• **AIM OF THE EXERCISE**: Go through the data below line by line and report how many lines contain "コンポジション", giving only that figure.

• **DATASET EXCERPTS**:
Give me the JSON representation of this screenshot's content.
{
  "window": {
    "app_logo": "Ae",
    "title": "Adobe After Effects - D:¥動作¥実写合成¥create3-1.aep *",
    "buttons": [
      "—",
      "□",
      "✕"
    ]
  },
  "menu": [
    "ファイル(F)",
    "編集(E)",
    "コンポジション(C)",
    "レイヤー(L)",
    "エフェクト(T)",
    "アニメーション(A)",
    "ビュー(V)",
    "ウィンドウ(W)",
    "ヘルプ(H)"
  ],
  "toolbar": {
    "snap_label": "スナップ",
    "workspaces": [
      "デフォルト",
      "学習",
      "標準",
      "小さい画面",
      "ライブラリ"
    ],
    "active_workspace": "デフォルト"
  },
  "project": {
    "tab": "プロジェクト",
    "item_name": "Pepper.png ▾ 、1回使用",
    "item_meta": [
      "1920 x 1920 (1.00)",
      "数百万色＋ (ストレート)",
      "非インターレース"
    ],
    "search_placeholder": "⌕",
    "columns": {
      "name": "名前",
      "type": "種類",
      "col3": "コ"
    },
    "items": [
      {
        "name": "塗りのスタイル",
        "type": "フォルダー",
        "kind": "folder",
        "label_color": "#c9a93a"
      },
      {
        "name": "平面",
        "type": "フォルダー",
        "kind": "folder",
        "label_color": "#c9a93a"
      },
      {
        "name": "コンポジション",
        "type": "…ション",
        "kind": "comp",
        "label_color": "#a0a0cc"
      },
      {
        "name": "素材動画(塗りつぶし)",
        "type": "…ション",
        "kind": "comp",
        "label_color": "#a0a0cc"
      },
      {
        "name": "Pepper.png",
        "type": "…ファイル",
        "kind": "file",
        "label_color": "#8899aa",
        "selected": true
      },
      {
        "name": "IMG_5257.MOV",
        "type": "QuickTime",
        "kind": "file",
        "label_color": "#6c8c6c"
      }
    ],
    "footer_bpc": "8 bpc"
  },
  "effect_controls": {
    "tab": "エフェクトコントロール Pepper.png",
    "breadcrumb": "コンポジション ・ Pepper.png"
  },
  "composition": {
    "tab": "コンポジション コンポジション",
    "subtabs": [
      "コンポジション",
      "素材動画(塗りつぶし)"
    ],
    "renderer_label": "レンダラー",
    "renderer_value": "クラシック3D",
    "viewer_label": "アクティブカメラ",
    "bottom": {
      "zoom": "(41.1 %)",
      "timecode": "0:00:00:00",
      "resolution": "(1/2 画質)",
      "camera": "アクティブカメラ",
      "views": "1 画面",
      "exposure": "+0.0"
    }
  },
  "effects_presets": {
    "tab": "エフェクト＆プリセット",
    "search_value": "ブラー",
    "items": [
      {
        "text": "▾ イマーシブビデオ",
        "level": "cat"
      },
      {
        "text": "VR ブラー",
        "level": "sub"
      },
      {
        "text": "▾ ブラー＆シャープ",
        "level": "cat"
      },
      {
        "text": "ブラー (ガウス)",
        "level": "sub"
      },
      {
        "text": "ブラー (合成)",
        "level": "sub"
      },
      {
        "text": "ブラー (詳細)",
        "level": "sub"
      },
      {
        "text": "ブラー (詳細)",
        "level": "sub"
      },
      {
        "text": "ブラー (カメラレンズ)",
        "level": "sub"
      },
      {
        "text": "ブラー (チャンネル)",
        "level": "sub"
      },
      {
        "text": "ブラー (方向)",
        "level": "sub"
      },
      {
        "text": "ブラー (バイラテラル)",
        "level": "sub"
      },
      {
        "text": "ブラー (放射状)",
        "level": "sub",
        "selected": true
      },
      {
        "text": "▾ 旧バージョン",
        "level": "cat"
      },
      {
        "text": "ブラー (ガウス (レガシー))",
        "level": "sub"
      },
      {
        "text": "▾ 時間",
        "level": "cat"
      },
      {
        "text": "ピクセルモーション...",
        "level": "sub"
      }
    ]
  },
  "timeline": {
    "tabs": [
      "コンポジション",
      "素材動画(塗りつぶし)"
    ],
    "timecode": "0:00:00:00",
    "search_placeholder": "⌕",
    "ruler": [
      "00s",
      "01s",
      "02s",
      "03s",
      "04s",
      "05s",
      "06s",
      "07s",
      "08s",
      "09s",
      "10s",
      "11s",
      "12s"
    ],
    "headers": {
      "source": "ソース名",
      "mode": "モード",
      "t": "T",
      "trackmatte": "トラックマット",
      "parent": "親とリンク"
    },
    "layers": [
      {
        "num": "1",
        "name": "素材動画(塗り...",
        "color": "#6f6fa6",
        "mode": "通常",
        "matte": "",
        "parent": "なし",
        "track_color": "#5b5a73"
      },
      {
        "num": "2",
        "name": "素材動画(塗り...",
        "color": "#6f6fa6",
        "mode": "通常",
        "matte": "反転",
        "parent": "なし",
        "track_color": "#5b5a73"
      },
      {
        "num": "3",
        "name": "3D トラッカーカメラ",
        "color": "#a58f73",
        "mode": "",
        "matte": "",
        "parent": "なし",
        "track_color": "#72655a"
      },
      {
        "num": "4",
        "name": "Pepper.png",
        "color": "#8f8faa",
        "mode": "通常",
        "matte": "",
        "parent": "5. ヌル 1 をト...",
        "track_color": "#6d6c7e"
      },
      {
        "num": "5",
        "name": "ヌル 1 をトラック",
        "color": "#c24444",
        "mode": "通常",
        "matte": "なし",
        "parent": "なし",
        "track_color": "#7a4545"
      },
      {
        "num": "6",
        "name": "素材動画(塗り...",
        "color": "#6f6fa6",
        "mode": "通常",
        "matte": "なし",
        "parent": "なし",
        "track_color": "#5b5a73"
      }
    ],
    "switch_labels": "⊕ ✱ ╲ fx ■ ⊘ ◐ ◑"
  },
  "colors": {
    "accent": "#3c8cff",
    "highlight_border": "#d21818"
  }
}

• **TASK RESPONSE**: 6